You’ve likely dealt with a few stressful situations today even before stumbling upon this article. If that’s the case, you’re not alone. Around 60% of Americans say they become stressed or worried on a daily basis. Experiencing stressors is a normal part of living, but at what point do these feelings make up too much stress?
The answer to this question is complex, but it’s important that you understand these complexities. Common worries and strains could lead to stress-related disorders, and even management techniques dealing with these feelings can prove unhealthy. This guide will help you know when to seek help. If you’re at that point, reach out to Transformations Treatment Center today.
Dealing with stress is an expected part of the human experience. Unfortunately, this reality often results in people not seeking help when they need it. Far too many convince themselves they should “just get over it.” This at least partially explains why 60% of individuals with mental illness in America don’t receive treatment.
Unfortunately, the line between what constitutes typical and too much stress isn’t always clear. The feelings of anxiety a person has related to starting a new job, for instance, can certainly feel overwhelming in the moment. In most cases, though, these are fleeting reactions. How can you tell when you may have a more serious problem?
Look out for the following symptoms:
Each of these symptoms could show the existence of stress-related disorders. Even these red flags, however, are not always indicative of a major issue. Most individuals have likely experienced these feelings at some point, but they typically aren’t severe or don’t last long. Once these issues start seriously interfering with your life, though, it’s time to seek help.
Keep in mind that there are many issues that can arise from too much stress, and they’re not all equal in their severity. Acute stress disorder and post-traumatic stress disorder (PTSD), for instance, are different conditions whose outcomes vary drastically. Each of these can cause major issues in your life, though, so seeking treatment is important regardless of your specific circumstances.
Developing a stress-related disorder is a major problem, but it’s not the only danger a person can face. Some of the biggest issues seen with individuals who have too much stress involve unhealthy coping mechanisms. For instance, nearly 40% of American adults admit to overeating in the last month in order to deal with stress.
Unfortunately, nearly one in three Americans say that eating is one of their primary coping mechanisms for dealing with stress. Of course, not everyone deals with these feelings in the same way. Some people feel like they can’t eat when they’re stressed out. Either of these issues could lead to eating disorders, but even when they don’t, they’re not good for your health.
The following are some other common unhealthy ways of dealing with too much stress:
Each of these issues can exist separately from stress-related disorders.

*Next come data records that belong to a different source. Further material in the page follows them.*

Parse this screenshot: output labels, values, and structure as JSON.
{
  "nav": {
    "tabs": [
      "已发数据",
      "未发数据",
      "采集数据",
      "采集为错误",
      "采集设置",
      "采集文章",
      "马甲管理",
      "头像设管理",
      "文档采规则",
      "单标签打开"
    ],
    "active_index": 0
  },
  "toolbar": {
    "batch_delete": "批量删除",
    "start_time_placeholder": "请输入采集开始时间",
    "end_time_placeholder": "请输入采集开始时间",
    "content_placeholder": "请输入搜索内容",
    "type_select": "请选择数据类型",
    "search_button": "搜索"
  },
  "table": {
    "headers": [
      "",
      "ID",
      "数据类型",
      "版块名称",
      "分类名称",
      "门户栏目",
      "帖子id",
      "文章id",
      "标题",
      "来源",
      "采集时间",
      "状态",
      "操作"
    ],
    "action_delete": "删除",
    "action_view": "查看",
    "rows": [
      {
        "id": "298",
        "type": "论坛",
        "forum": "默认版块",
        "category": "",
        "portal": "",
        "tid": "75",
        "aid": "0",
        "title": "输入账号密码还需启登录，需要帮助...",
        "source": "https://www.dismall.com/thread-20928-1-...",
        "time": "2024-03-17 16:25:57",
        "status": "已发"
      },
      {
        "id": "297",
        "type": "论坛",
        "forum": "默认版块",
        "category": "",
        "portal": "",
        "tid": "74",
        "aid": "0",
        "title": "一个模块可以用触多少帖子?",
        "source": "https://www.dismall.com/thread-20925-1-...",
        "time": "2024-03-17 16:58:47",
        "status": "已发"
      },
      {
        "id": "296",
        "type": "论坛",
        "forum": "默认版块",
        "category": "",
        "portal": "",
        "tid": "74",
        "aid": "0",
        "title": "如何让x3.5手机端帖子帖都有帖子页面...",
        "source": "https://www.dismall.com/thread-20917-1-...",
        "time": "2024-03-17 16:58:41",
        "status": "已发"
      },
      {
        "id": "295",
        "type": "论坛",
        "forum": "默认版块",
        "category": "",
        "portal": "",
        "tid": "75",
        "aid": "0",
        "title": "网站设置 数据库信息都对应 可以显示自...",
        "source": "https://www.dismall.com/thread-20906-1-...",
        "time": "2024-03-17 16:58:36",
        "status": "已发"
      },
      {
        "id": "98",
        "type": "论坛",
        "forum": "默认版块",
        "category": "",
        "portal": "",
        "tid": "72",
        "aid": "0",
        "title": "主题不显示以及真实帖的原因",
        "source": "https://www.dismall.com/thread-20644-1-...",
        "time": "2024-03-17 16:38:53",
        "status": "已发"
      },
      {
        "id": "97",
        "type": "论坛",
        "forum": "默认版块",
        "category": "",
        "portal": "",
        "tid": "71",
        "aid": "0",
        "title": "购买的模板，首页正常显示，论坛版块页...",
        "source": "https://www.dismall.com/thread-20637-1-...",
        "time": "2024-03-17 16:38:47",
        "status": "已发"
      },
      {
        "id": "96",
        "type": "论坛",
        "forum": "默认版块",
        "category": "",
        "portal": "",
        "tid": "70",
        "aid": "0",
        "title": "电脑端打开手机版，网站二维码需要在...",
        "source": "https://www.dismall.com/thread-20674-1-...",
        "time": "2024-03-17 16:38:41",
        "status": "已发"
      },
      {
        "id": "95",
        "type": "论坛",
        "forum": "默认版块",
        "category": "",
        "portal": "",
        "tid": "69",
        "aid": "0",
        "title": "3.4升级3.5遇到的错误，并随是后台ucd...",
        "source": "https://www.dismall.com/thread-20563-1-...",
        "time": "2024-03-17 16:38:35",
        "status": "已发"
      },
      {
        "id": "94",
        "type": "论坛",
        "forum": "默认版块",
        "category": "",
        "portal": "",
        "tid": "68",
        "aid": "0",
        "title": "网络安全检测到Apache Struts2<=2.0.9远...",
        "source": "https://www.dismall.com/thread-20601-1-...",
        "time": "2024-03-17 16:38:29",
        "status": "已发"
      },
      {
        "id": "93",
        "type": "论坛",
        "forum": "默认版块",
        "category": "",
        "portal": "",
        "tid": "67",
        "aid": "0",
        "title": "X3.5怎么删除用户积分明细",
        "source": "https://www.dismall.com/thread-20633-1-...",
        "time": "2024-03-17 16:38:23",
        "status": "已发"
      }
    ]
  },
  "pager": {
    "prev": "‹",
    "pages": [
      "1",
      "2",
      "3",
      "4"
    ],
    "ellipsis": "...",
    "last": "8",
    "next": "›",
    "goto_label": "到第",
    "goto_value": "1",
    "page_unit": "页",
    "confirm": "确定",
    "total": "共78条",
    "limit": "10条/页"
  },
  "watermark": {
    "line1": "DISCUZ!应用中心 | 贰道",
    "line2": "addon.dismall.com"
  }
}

Unfortunately, they’re unhealthy regardless of their underlying cause. If you find yourself managing stress through these behaviors, try other coping mechanisms instead. Alternatives include reading, listening to music, spending time with friends and family, exercising, or simply getting out of the house.
If you’ve tried other ways of managing too much stress without success, you may benefit from the Coping Skills group offered by Transformations Mending Fences.
Psychiatric symptoms and unhealthy coping mechanisms aren’t the only negative outcomes of untreated stress. Like many other mental health issues, stress-related disorders can cause physical symptoms as well. You may not even realize that some of these issues stem from having too much stress.
If you experience any of the following unexplained symptoms, there’s a good chance that stress is the underlying cause:
Just like the mental effects of too much stress, these symptoms can occur even in those without a diagnosable condition. Many individuals even develop acne and cold sores when they’re overly stressed. This is another situation when you should become concerned when the issues turn long term or start affecting your life seriously.
No one makes it through life without experiencing stress. Even with this normal human process, though, problems have the potential to arise. Once such feelings become long term or severe or interfere with your life, it may be time to seek help. Stress-related disorders come in many forms, but in all cases, help is available for those who want their lives back.
Our certified staff of professionals understands the burden that can come from too much stress. And since no two people experience these feelings the same way, never convince yourself that you’re overreacting. If stress has become a hindrance to your life, contact us today to learn how we can help you overcome these hurdles.
American Psychological Association